A flux of fast neutrons is produced by the reaction 3 7 Li (p, n) 4 7 Be, with an energy range from 0.6 MeV to 2.8 MeV, this range being determined by the thickness of the foil 40 and the energy of the incident protons and being chosen to lie near the maximum cross-section for activation of gold nuclei, Au197. Those protons which do not undergo this reaction with lithium emerge from the foil 40 with an energy of about 3.3 MeV and are incident on the end plate 36, in which their energy is dissipated as heat.
The fast neutrons pass through the end plate 36 and the base plate 20 to irradiate the lumps of ore passing through the irradiation chamber 10. If any gold is present in a lump of ore it will be activated by the reaction 197m Au (n, n' γ) 197m Au the cross-section for which is a maximum for neutrons of energy about 2.5 MeV. Fast neutrons of energy between about 0.6 MeV and 2.8 MeV are capable of bringing about this activation, but have insufficient energy to bring about activation by (n, p) reactions of other elements which are likely to be present in the ore, such as aluminium and silicon. The annular paths over which the proton beam is scanned over the foil 40 produce a neutron flux within the chamber 10 such that all the lumps are activated substantially uniformly, however they may pass through the chamber 10. In an alternative mode of operation, the proton beam is scanned over a single annular path of mean radius 230 mm, which again provides substantially uniform activation of the lumps.

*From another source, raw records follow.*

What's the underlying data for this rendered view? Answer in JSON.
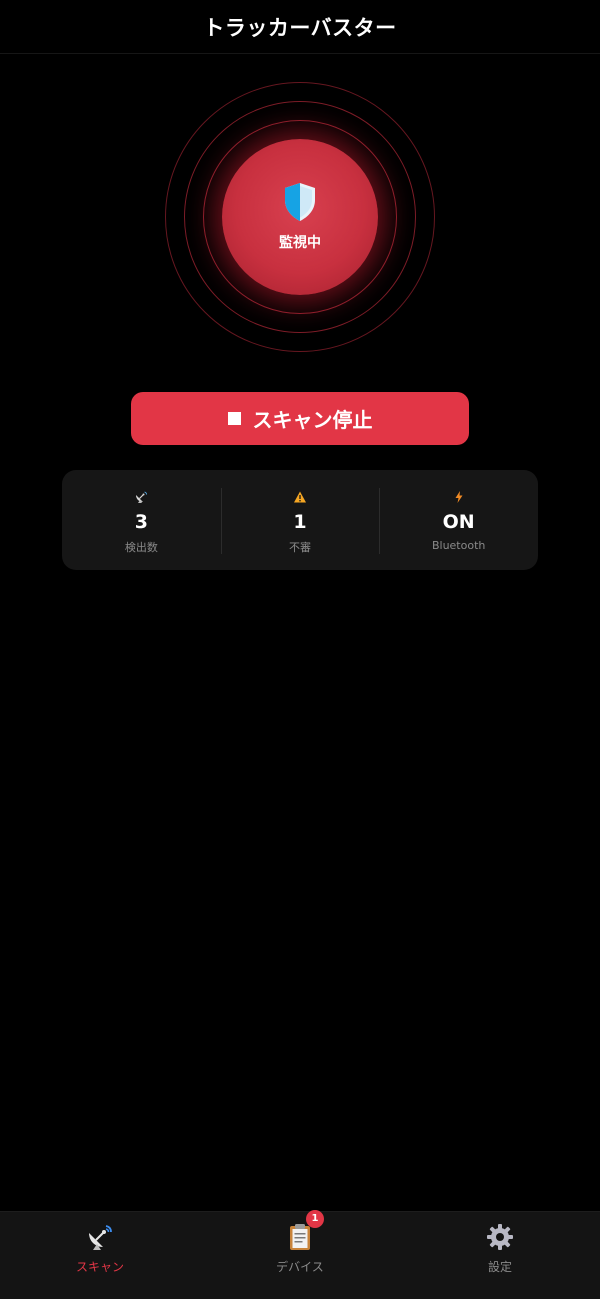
{
  "header": {
    "title": "トラッカーバスター"
  },
  "radar": {
    "status_label": "監視中",
    "icon": "shield-icon"
  },
  "scan_button": {
    "label": "スキャン停止",
    "icon": "stop-square-icon"
  },
  "stats": [
    {
      "icon": "satellite-dish-icon",
      "value": "3",
      "label": "検出数"
    },
    {
      "icon": "warning-icon",
      "value": "1",
      "label": "不審"
    },
    {
      "icon": "lightning-icon",
      "value": "ON",
      "label": "Bluetooth"
    }
  ],
  "bottom_nav": {
    "items": [
      {
        "icon": "satellite-dish-icon",
        "label": "スキャン",
        "active": true
      },
      {
        "icon": "clipboard-icon",
        "label": "デバイス",
        "badge": "1"
      },
      {
        "icon": "gear-icon",
        "label": "設定"
      }
    ]
  },
  "colors": {
    "accent": "#e23646",
    "background": "#000000",
    "card": "#161616",
    "muted_text": "#8a8a8a"
  }
}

Although the cylinder 12 has been described as being made of carbon fibre reinforced plastics material, it will be appreciated that it might alternatively be made of other materials, for example a titanium alloy and the lining 14 might be dispensed with. The wall of the chamber 10 must be strong enough to contain the lumps of ore, and be adequately wear-resistant. Furthermore it is preferably thin and with low inelastic and elastic cross-section for neutron scattering, in order to minimize the reflection of neutrons of energy below about 0.6 MeV back into the chamber 10. The effective threshold energy for the gold activation reaction utilised is 0.6 MeV. Neutrons of energy lower than that are capable of bringing about excitation by (n, γ) reactions of other elements present in the ore, and hence are undesirable.

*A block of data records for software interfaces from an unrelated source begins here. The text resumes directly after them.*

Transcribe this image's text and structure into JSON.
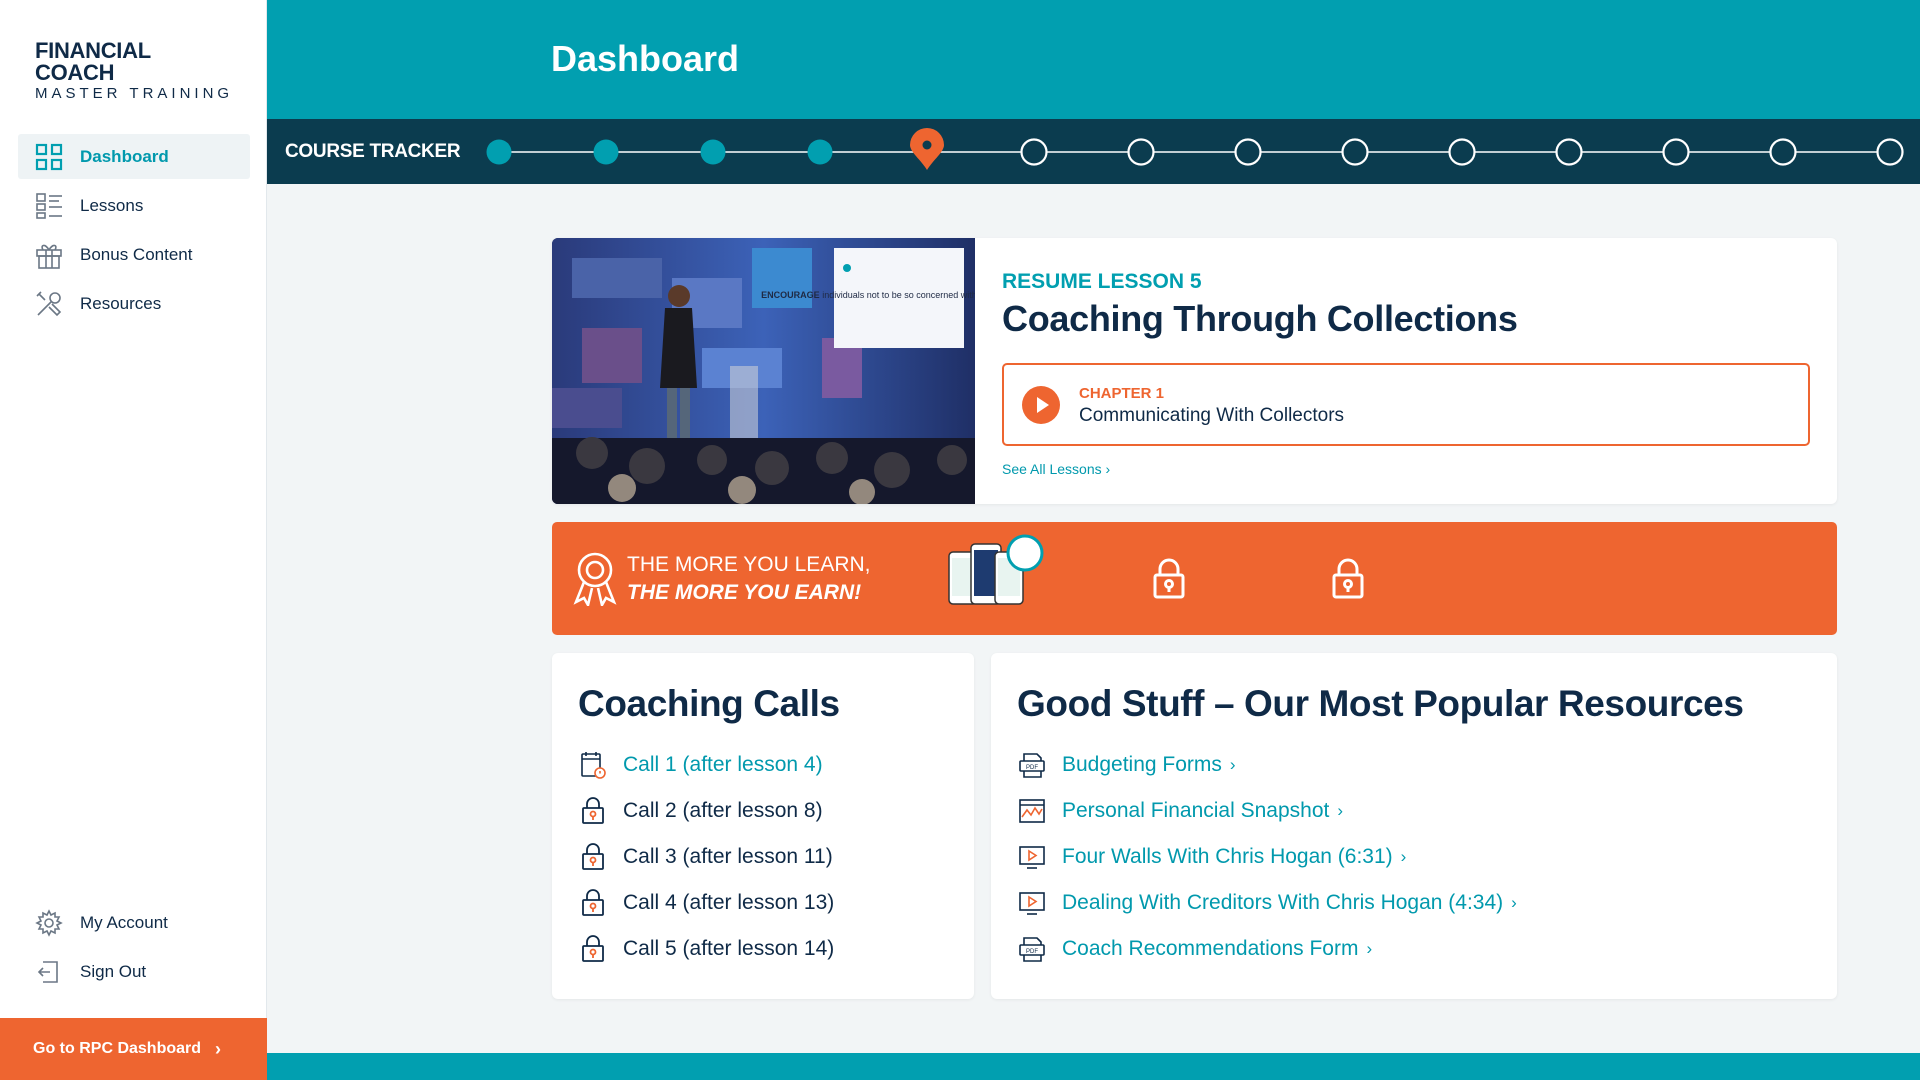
{
  "brand": {
    "line1": "FINANCIAL COACH",
    "line2": "MASTER TRAINING"
  },
  "sidebar": {
    "items": [
      {
        "label": "Dashboard",
        "icon": "grid-icon",
        "active": true
      },
      {
        "label": "Lessons",
        "icon": "list-icon"
      },
      {
        "label": "Bonus Content",
        "icon": "gift-icon"
      },
      {
        "label": "Resources",
        "icon": "tools-icon"
      }
    ],
    "bottom": [
      {
        "label": "My Account",
        "icon": "gear-icon"
      },
      {
        "label": "Sign Out",
        "icon": "sign-out-icon"
      }
    ],
    "rpc_button": "Go to RPC Dashboard"
  },
  "header": {
    "title": "Dashboard"
  },
  "tracker": {
    "label": "COURSE TRACKER",
    "completed": 4,
    "current": 5,
    "total": 14
  },
  "resume": {
    "label": "RESUME LESSON 5",
    "title": "Coaching Through Collections",
    "chapter_label": "CHAPTER 1",
    "chapter_title": "Communicating With Collectors",
    "see_all": "See All Lessons",
    "slide_text_bold": "ENCOURAGE",
    "slide_text": " individuals not to be so concerned with their credit scores."
  },
  "earn": {
    "line1": "THE MORE YOU LEARN,",
    "line2": "THE MORE YOU EARN!"
  },
  "calls": {
    "title": "Coaching Calls",
    "items": [
      {
        "label": "Call 1 (after lesson 4)",
        "status": "unlocked"
      },
      {
        "label": "Call 2 (after lesson 8)",
        "status": "locked"
      },
      {
        "label": "Call 3 (after lesson 11)",
        "status": "locked"
      },
      {
        "label": "Call 4 (after lesson 13)",
        "status": "locked"
      },
      {
        "label": "Call 5 (after lesson 14)",
        "status": "locked"
      }
    ]
  },
  "popular": {
    "title": "Good Stuff – Our Most Popular Resources",
    "items": [
      {
        "label": "Budgeting Forms",
        "icon": "pdf-icon"
      },
      {
        "label": "Personal Financial Snapshot",
        "icon": "chart-icon"
      },
      {
        "label": "Four Walls With Chris Hogan (6:31)",
        "icon": "video-icon"
      },
      {
        "label": "Dealing With Creditors With Chris Hogan (4:34)",
        "icon": "video-icon"
      },
      {
        "label": "Coach Recommendations Form",
        "icon": "pdf-icon"
      }
    ]
  },
  "colors": {
    "teal": "#019fb0",
    "navy": "#0f2a47",
    "orange": "#ee6530",
    "dark_teal": "#0b3c4f"
  }
}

It will also be understood that the neutron source 30 might be replaced by a source comprising a layer about 0.3 mm thick of lithium coated onto a suitable support plate, such as niobium, over which a proton beam is scanned, the support plate defining ducts for a coolant fluid. Niobium is particularly suitable as it does not form an alloy layer at the lithium/niobium interface, so that the thickness of the lithium layer and consequently the energy of the neutrons are well defined. Furthermore, at the operating temperature (below 186° C.), hydrogen atoms (i.e. protons which have slowed down) diffuse sufficiently rapidly through the niobium plate that there is no tendency for hydrogen to accumulate at the interface to form bubbles. Alternative neutron sources such as those utilizing a D (D, n) 3 He reaction may be used as long as the neutrons produced are of energies less than about 3 MeV.